_How to complete this task:_ Restate every line of the material, word for word.

_Records provided:_
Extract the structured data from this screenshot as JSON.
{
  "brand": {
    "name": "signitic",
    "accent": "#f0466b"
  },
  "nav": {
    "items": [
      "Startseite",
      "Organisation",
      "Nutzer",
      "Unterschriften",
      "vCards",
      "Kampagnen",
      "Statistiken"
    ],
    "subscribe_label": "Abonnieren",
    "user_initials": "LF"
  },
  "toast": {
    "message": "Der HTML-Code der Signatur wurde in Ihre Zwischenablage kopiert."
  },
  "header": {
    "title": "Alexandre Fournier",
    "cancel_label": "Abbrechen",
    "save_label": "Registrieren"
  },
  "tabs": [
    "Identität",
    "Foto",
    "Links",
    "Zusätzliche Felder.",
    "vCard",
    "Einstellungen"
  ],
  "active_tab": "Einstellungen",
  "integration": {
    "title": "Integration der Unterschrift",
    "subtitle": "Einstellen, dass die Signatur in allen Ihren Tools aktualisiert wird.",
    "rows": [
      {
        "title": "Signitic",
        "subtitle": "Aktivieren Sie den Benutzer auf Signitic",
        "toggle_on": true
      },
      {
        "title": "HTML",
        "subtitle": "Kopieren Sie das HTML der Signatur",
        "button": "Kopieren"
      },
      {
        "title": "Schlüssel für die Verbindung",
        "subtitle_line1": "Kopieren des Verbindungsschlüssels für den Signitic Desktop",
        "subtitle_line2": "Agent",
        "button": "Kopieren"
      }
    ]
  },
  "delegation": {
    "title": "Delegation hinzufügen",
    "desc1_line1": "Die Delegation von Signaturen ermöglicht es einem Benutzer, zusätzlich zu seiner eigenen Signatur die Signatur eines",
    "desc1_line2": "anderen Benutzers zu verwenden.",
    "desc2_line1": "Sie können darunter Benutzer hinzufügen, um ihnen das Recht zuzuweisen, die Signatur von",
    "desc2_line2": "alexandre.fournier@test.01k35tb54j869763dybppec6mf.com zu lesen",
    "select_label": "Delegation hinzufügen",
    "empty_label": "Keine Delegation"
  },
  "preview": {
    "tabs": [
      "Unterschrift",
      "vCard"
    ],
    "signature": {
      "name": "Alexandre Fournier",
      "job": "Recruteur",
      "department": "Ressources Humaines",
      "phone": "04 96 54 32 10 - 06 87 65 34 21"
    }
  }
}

_Response:_
Extract the structured data from this screenshot as JSON.
{
  "brand": {
    "name": "signitic",
    "accent": "#f0466b"
  },
  "nav": {
    "items": [
      "Startseite",
      "Organisation",
      "Nutzer",
      "Unterschriften",
      "vCards",
      "Kampagnen",
      "Statistiken"
    ],
    "subscribe_label": "Abonnieren",
    "user_initials": "LF"
  },
  "toast": {
    "message": "Der HTML-Code der Signatur wurde in Ihre Zwischenablage kopiert."
  },
  "header": {
    "title": "Alexandre Fournier",
    "cancel_label": "Abbrechen",
    "save_label": "Registrieren"
  },
  "tabs": [
    "Identität",
    "Foto",
    "Links",
    "Zusätzliche Felder.",
    "vCard",
    "Einstellungen"
  ],
  "active_tab": "Einstellungen",
  "integration": {
    "title": "Integration der Unterschrift",
    "subtitle": "Einstellen, dass die Signatur in allen Ihren Tools aktualisiert wird.",
    "rows": [
      {
        "title": "Signitic",
        "subtitle": "Aktivieren Sie den Benutzer auf Signitic",
        "toggle_on": true
      },
      {
        "title": "HTML",
        "subtitle": "Kopieren Sie das HTML der Signatur",
        "button": "Kopieren"
      },
      {
        "title": "Schlüssel für die Verbindung",
        "subtitle_line1": "Kopieren des Verbindungsschlüssels für den Signitic Desktop",
        "subtitle_line2": "Agent",
        "button": "Kopieren"
      }
    ]
  },
  "delegation": {
    "title": "Delegation hinzufügen",
    "desc1_line1": "Die Delegation von Signaturen ermöglicht es einem Benutzer, zusätzlich zu seiner eigenen Signatur die Signatur eines",
    "desc1_line2": "anderen Benutzers zu verwenden.",
    "desc2_line1": "Sie können darunter Benutzer hinzufügen, um ihnen das Recht zuzuweisen, die Signatur von",
    "desc2_line2": "alexandre.fournier@test.01k35tb54j869763dybppec6mf.com zu lesen",
    "select_label": "Delegation hinzufügen",
    "empty_label": "Keine Delegation"
  },
  "preview": {
    "tabs": [
      "Unterschrift",
      "vCard"
    ],
    "signature": {
      "name": "Alexandre Fournier",
      "job": "Recruteur",
      "department": "Ressources Humaines",
      "phone": "04 96 54 32 10 - 06 87 65 34 21"
    }
  }
}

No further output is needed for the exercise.